Recent discoveries off the coast of the Greek island named Delos have shined new light on an ancient underwater collection of ruins.
It was originally believed that these ruins were of not much significance, possibly only being the remains of a long abandoned port or harbor facility. Archaeologists have recently found numerous relics submerged beneath the Aegean sea that have incited the scientific community to rethink their previous theories; drawing them to the conclusion that the area was actually a large, thriving community.
The island of Delos is often held in high regard within the archaeological fields of study due to its significant ties to ancient Greek history, culture and mythology. In Greek mythology the island was said to be the birth place of the god Apollo and goddess Artemis.
The myth dictates that the twin-gods mother, Leto, was hated by Zeus’ wife Hera; due to the fact that ‘Zeus was a womanizer’. After Leto had became pregnant with Zeus’ children, Hera exiled the goddess and forbade her from giving birth to the children on earth. Leto was said to have wandered the earth searching for a place to birth her children and after being refused shelter at every location she turned, the goddess found the battered and ramshackle island, that would come to be known as Delos, and used it as a sanctuary to give birth to her children; the god Apollo and the goddess Artemis.
The teams of researchers have uncovered numerous pots and other artifacts that show the presence of a much larger community than they had first theorized. The teams have not yet found any reason for the abandoning of the urban dwellings and although the media has dubbed it as an ‘underwater Pompeii’, the site does not contain very many similarities to the more famous city other than the fact that the site seems to have been evacuated.
Although it is mysterious that the inhabitants of this long forgotten city seemed to have left in a mass exodus, it is not that uncommon for a population to mysteriously vacate or leave a well established community. Similar mannerisms have been observed by numerous cultures all across the world, like the Anasazi tribe of the American south west, Easter island and even to a lesser extant Angkor Wat.

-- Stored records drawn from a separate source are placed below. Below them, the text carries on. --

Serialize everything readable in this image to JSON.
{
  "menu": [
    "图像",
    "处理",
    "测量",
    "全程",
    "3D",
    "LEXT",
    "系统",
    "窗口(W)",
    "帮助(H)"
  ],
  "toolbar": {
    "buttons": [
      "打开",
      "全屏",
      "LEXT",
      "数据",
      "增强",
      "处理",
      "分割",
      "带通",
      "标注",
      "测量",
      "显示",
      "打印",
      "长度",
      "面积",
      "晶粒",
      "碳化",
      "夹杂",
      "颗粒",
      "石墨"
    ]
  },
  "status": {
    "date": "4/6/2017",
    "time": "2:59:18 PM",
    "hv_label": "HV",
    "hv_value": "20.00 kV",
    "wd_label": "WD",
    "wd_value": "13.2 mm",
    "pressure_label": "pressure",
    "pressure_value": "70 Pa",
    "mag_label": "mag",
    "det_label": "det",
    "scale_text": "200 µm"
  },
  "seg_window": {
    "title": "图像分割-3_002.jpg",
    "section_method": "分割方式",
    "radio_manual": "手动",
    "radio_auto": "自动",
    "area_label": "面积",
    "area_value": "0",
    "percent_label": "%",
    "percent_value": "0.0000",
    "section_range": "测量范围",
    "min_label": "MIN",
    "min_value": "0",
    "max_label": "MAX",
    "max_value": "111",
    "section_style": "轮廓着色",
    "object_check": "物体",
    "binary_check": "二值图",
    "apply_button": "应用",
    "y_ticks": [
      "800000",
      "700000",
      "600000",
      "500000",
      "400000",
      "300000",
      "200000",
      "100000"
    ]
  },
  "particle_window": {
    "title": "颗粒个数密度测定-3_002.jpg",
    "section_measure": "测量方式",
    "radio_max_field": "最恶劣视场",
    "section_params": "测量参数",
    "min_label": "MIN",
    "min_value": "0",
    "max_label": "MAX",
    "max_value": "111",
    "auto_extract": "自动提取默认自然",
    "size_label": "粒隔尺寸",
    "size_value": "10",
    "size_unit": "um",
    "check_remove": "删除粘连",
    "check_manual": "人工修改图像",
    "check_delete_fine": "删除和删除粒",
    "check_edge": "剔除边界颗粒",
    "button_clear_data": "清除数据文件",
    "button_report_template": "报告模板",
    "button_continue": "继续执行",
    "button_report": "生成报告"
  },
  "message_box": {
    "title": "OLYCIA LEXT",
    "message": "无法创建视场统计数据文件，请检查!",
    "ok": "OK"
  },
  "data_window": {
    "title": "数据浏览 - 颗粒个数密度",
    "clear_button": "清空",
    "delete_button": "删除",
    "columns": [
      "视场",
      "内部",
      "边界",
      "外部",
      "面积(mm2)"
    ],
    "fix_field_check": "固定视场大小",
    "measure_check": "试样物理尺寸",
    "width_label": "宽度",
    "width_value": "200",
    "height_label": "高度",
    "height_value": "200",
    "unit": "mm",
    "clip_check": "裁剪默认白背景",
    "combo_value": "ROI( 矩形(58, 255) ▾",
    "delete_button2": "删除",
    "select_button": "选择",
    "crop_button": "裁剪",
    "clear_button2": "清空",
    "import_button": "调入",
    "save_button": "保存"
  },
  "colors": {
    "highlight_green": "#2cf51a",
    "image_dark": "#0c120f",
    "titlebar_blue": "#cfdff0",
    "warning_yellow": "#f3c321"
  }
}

The enclave of Delos and its neighboring arpeggios are considered to be a ‘hot spot’ for Greco archaeologists and some of the dig sites on the island of Delos are reported to be the most extensive in the entire Mediterranean region.